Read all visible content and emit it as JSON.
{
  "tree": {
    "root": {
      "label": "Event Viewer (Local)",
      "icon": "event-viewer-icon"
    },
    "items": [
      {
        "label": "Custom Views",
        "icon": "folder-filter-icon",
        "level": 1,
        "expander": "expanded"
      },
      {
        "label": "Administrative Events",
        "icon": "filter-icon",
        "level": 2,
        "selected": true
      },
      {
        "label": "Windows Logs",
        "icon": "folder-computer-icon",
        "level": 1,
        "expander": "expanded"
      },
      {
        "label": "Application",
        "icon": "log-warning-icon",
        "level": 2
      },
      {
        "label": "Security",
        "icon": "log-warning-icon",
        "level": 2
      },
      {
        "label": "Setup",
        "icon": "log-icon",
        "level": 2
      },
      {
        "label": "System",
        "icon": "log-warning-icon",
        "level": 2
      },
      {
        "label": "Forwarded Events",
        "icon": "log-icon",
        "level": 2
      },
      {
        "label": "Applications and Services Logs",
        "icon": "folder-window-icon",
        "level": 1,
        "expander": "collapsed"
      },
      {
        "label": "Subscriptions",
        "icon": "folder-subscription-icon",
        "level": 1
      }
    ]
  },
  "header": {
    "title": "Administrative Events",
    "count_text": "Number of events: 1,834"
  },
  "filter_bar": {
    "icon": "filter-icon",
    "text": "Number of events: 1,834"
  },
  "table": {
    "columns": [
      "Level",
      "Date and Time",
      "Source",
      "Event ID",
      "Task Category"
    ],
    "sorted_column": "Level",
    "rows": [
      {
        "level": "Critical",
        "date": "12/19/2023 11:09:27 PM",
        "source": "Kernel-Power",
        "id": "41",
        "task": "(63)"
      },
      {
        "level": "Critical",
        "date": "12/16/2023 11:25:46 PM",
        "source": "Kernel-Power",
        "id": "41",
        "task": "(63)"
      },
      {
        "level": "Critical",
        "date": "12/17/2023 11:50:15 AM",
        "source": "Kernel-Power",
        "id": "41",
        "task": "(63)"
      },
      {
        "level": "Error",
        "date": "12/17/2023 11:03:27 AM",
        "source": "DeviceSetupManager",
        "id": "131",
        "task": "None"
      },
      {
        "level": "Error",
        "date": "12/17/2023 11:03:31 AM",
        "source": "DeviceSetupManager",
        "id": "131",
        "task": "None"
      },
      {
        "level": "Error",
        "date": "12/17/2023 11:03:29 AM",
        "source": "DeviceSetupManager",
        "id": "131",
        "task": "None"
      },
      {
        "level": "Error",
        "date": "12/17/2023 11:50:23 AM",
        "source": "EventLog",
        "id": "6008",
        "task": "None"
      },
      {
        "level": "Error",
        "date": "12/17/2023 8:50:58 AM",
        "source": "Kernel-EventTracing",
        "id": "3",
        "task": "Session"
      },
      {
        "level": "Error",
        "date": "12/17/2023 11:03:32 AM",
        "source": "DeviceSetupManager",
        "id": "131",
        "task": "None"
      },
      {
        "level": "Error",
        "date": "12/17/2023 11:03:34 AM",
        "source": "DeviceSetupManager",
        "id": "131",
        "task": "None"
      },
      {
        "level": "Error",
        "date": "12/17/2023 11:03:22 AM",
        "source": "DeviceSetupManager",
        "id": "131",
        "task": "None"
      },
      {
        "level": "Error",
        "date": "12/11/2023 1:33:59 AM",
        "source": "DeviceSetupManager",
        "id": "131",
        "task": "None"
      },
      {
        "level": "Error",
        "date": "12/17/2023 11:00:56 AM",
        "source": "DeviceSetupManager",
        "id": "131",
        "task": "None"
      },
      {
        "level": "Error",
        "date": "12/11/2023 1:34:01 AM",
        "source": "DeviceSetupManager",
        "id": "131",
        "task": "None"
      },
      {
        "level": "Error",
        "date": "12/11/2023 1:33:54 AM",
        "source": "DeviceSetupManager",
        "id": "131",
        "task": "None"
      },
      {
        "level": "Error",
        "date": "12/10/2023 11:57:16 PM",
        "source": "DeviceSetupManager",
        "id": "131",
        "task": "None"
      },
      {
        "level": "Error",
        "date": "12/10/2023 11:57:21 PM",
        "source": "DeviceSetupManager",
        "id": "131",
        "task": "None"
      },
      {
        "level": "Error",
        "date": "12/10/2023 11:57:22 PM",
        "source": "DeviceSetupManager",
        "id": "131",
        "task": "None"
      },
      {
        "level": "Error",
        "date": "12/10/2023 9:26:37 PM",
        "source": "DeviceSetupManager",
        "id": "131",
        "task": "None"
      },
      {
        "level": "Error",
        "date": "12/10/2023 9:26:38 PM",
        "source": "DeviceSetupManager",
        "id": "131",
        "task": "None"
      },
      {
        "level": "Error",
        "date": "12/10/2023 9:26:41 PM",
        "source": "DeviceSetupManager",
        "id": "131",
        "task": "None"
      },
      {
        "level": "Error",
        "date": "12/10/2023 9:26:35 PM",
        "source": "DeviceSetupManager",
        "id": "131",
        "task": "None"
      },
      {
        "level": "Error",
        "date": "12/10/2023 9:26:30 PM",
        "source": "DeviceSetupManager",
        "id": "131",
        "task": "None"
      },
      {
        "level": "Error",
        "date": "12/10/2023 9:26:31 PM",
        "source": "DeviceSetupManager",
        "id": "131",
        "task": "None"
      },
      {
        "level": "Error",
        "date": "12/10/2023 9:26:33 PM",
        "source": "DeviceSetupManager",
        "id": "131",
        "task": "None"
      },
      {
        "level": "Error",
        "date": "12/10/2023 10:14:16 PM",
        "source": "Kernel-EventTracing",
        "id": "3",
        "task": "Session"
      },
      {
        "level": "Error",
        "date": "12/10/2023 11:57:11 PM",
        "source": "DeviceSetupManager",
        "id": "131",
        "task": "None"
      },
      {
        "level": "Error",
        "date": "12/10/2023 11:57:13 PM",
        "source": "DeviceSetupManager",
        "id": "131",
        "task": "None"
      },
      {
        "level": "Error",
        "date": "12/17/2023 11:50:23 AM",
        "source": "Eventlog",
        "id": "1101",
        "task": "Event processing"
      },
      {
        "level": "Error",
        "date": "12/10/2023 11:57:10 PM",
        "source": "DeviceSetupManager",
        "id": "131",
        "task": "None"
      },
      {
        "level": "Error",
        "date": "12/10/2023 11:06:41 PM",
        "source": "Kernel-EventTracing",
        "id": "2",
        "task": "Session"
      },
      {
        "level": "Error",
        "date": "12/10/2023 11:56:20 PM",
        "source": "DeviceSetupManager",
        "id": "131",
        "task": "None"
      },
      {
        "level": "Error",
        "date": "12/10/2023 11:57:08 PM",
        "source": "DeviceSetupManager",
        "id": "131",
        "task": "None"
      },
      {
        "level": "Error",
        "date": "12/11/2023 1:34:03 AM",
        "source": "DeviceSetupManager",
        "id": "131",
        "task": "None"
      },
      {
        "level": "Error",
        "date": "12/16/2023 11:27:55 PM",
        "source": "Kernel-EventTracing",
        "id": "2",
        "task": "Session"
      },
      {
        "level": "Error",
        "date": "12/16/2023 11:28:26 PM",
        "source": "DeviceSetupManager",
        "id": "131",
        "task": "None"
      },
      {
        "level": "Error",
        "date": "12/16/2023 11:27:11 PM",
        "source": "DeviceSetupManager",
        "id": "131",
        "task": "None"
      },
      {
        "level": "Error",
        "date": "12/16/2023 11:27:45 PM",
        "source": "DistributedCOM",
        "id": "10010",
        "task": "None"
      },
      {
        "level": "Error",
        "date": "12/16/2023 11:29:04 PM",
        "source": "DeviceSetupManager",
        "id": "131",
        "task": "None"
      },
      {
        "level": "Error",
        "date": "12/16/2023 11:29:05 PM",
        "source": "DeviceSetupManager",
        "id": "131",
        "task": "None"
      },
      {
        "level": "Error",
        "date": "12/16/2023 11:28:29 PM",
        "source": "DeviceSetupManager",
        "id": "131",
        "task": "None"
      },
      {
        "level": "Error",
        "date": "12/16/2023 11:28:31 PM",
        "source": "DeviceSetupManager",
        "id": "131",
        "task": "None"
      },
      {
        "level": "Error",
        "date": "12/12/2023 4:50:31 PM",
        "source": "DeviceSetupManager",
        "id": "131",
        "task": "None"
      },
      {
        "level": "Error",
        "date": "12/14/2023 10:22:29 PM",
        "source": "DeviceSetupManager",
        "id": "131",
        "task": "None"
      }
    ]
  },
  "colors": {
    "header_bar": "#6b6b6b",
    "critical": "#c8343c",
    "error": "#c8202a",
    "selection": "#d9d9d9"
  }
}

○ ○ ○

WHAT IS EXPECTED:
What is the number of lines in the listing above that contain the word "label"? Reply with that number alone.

RESPONSE BOX:
11